The University’s Two Bodies: Crip Labor as/of Survival

Andrew David King
UC Berkeley

What might it mean for disabled graduate students to survive in—or just to *survive*—the academy? How do these labors of survival nuance or frustrate academic labor “proper?” In pursuing answers to these questions in the form of an essay, I center the lived experiences of disabled members of the academy (myself included), whose non-normative bodies and minds constitute, I argue, a crucial component of the material correlate of the abstract notions of the “university” and its “student body.” I draw on social science, testimony, and contemporary critical disability theory—with its notions of crip time and crip labor—to ground a critique of the excess, ghostly labor done by disabled graduate students to ensure “access” to their institutions in terms of accommodations as well as cultural capital, to establish economies of care, and more. I articulate a partial taxonomy of these forms of ghostly labor, which range from “private” ordeals to public, institutional co-options of identity and knowledge.

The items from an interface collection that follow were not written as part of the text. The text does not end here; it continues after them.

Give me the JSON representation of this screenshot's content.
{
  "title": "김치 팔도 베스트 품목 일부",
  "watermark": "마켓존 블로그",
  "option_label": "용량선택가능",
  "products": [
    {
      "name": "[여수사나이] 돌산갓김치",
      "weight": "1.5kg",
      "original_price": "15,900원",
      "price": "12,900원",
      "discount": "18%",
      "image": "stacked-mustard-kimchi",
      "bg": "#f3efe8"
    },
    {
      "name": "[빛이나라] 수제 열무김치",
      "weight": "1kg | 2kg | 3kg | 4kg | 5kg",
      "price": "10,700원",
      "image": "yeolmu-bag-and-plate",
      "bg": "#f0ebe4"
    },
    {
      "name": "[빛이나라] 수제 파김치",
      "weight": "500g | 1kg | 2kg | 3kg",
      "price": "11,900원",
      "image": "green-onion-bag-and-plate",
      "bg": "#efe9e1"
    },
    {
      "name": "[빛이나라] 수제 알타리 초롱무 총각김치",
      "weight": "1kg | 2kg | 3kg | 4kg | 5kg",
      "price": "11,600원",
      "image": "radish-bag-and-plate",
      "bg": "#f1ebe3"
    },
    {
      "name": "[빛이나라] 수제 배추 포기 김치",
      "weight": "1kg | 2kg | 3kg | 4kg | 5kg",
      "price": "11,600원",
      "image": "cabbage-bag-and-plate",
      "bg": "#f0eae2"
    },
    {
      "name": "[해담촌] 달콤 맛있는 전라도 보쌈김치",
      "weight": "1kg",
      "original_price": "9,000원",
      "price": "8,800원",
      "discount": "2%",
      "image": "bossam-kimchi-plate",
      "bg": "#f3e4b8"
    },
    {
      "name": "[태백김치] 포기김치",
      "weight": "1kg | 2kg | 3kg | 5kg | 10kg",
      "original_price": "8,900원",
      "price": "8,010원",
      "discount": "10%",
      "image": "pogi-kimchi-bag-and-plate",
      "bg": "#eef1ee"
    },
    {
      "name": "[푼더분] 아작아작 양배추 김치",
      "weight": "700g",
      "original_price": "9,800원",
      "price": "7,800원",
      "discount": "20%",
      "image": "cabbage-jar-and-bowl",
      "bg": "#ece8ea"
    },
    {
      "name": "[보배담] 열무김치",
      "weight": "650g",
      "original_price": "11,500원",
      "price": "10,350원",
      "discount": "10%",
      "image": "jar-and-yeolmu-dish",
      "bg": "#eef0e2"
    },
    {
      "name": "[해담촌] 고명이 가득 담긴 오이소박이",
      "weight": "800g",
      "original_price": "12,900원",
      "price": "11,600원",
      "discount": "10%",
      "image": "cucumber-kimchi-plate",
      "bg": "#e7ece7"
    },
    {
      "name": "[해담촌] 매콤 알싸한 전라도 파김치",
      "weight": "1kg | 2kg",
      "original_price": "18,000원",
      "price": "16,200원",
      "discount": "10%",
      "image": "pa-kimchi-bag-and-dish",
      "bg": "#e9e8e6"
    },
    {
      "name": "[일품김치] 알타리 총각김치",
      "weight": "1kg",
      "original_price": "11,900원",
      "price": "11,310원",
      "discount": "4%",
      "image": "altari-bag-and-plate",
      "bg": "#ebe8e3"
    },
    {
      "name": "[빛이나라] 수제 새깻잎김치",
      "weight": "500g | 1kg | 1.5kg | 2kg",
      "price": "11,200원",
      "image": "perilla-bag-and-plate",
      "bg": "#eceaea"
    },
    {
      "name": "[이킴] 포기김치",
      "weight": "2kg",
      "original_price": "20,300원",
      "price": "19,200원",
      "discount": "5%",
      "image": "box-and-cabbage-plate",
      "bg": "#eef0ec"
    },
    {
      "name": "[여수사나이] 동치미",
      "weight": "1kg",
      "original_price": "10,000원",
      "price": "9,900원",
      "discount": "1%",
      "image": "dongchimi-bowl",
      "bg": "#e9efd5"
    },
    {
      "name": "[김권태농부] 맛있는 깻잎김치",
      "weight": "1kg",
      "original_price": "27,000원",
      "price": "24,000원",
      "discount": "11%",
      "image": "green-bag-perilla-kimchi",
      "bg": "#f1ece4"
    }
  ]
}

I seek to understand how the resources of disability theory might aid not only in the enumeration of these unattended-to labors, but (in a Marxist turn) in our understanding of how bodies of all sorts are trained, dominated, and alienated in academic work.

Photograph credit: Mostafa Meraji.